From this finding, Goedert continued, "The absence ordeficiency of KS in persons with hemophilia suggests thatif there is such a virus, it is highly cell-associated, anddoes not, or rather did not, readily circulate in plasma, sodidn't get into Factor VIII concentrates. It remains to beproven whether this putative virus contributes to thecause of KS."

Another conclusion from Darby's study, which she finds"depressing," is that the risk of mortality increasedsteadily every year. "Actually," she observed, "it meansthat the increasing risk hasn't been halted by thetreatments that were available up to 1992."

It's Goedert's opinion that "You can't judge efficacy oftherapy from this statistical data, because what you'retrying to do is compare it with a situation in which therewere no therapies. Mortality might have been higher."

Killed By A Virus Then Unknown

Darby cited another take-home message from the Britishsurvey "that is not exactly something we know now butdidn't know before." She explained: "When thesuggestions are made _ and they are repeatedly madefrom various different corners _ that HIV isn't really acausative virus, but a passenger virus, we'll be able tosay: `Well, look, if that were the case then these datawouldn't exist. They really do demonstrate that HIV cancause AIDS. HIV can cause death.'"

To which Goedert said: "If I were the author of thispaper, I wouldn't try to make that claim from thisdescriptive epidemiology data. I think there are betterexamples, such as case reports of health care workerswith a needle-stick injury, who get AIDS and die."

He concluded, "One thing I picked up from the Darbypaper that corroborates our work is that the vast majorityof infections in persons with hemophilia occurred beforethe disease was recognized.
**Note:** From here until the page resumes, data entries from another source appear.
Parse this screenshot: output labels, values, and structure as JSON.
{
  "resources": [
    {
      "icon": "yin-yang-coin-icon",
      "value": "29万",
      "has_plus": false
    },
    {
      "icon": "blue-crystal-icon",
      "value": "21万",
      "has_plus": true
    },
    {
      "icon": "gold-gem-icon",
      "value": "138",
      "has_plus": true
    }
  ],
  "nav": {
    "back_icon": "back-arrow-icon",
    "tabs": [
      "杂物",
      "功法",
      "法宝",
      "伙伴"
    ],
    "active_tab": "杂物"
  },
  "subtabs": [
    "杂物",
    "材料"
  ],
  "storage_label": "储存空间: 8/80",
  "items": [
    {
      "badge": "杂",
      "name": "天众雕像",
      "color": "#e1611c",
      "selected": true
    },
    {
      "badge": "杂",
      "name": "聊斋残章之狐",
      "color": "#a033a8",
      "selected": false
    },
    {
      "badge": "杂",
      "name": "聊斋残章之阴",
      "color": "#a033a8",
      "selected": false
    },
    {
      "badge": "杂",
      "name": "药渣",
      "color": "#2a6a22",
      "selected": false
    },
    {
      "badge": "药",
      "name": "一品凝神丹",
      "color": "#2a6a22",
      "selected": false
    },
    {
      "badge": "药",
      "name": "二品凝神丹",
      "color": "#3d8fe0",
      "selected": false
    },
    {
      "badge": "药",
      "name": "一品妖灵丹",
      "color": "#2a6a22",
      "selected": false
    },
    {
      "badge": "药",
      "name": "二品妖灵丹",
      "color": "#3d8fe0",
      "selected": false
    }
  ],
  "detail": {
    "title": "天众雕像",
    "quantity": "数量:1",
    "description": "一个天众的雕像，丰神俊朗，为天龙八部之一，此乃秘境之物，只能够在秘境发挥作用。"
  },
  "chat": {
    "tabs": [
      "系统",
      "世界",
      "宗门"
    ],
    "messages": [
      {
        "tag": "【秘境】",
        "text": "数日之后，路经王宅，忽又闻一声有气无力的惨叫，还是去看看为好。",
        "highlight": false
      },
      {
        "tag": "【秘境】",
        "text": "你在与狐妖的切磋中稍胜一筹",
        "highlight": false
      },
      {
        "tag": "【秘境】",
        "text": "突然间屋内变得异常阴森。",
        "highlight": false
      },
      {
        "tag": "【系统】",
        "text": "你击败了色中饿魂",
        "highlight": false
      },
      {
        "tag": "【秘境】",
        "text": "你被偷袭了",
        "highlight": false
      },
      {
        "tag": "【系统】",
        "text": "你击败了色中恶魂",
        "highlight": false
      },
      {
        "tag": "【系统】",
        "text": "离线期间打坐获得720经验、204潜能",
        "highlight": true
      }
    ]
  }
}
There wasn't anything thatanybody could have done about it, because no one knewit existed." n

-- David N. Leff Science Editor

(c) 1997 American Health Consultants. All rights reserved.